The definitive monograph of American photographer Vivian Maier, exploring the full range and brilliance of her work and the mystery of her life, written and edited by noted photography curator and writer Marvin Heiferman; featuring 250 black-and-white images, color work, and other materials never seen before; and a foreword by New York Times bestselling author Laura Lippman. Vivian Maier's story-the secretive nanny-photographer during her life who becomes a popular sensation shortly after her death-has, to date, been pieced together only from previously seen or known images she made and the handful of facts that have surfaced about her life.
During her lifetime she shot more than 100,000 images, which she kept hidden from the world.
In 2007, two years before her death, Chicago historic preservationist John Maloof discovered a trove of negatives, and roll upon roll of undeveloped film in a storage locker he bought at auction.
They revealed a surprising and accomplished artist and a stunning body of work, which Maloof championed and brought to worldwide acclaim. Vivian Maier presents the most comprehensive collection and largest selection of the photographer's work-created during the 1950s through the 1970s in New York, Chicago, and on her travels around the country-almost exclusively unpublished and including her previously unknown color work.
It features images of and excerpts from Maier's personal artifacts, memorabilia, and audiotapes, made available for the first time.

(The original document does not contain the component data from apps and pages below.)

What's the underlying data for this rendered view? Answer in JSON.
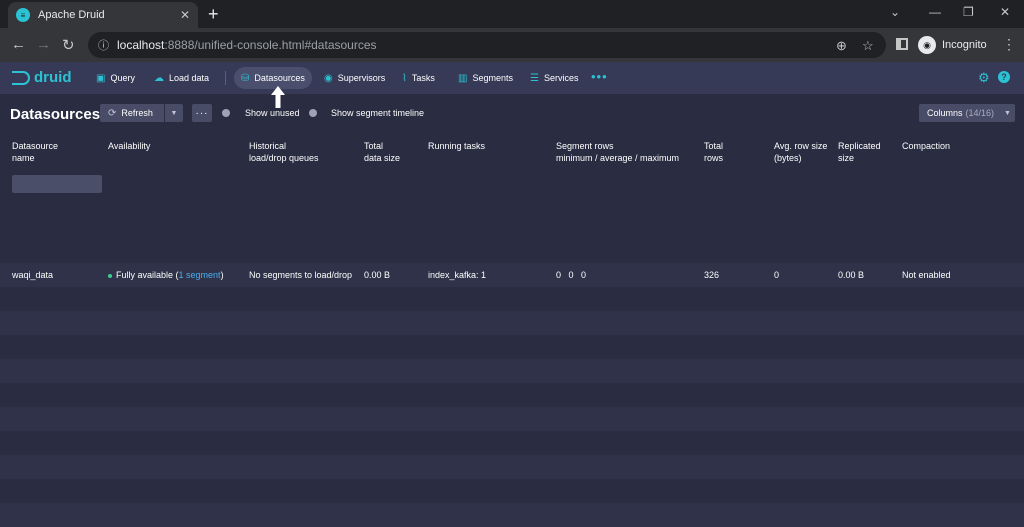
{
  "browser": {
    "tab_title": "Apache Druid",
    "url_host": "localhost",
    "url_rest": ":8888/unified-console.html#datasources",
    "profile_label": "Incognito"
  },
  "nav": {
    "logo_text": "druid",
    "items": [
      {
        "label": "Query",
        "icon": "query-icon"
      },
      {
        "label": "Load data",
        "icon": "load-data-icon"
      },
      {
        "label": "Datasources",
        "icon": "datasources-icon"
      },
      {
        "label": "Supervisors",
        "icon": "supervisors-icon"
      },
      {
        "label": "Tasks",
        "icon": "tasks-icon"
      },
      {
        "label": "Segments",
        "icon": "segments-icon"
      },
      {
        "label": "Services",
        "icon": "services-icon"
      }
    ],
    "more": "•••"
  },
  "controls": {
    "title": "Datasources",
    "refresh_label": "Refresh",
    "show_unused": "Show unused",
    "show_timeline": "Show segment timeline",
    "columns_label": "Columns",
    "columns_count": "(14/16)"
  },
  "table": {
    "headers": [
      [
        "Datasource",
        "name"
      ],
      [
        "Availability",
        ""
      ],
      [
        "Historical",
        "load/drop queues"
      ],
      [
        "Total",
        "data size"
      ],
      [
        "Running tasks",
        ""
      ],
      [
        "Segment rows",
        "minimum / average / maximum"
      ],
      [
        "Total",
        "rows"
      ],
      [
        "Avg. row size",
        "(bytes)"
      ],
      [
        "Replicated",
        "size"
      ],
      [
        "Compaction",
        ""
      ]
    ],
    "row": {
      "name": "waqi_data",
      "availability_prefix": "Fully available (",
      "availability_link": "1 segment",
      "availability_suffix": ")",
      "queues": "No segments to load/drop",
      "data_size": "0.00 B",
      "running_tasks": "index_kafka: 1",
      "segment_rows": "0   0   0",
      "total_rows": "326",
      "avg_row_size": "0",
      "replicated_size": "0.00 B",
      "compaction": "Not enabled"
    }
  },
  "colors": {
    "accent": "#2bc3d3",
    "nav_bg": "#363a56",
    "app_bg": "#2a2d42",
    "available": "#3dcc91",
    "link": "#48aff0"
  }
}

This remarkable volume draws upon recently conducted interviews with people who knew Maier, which shed new light on Maier's photographic skill and her life.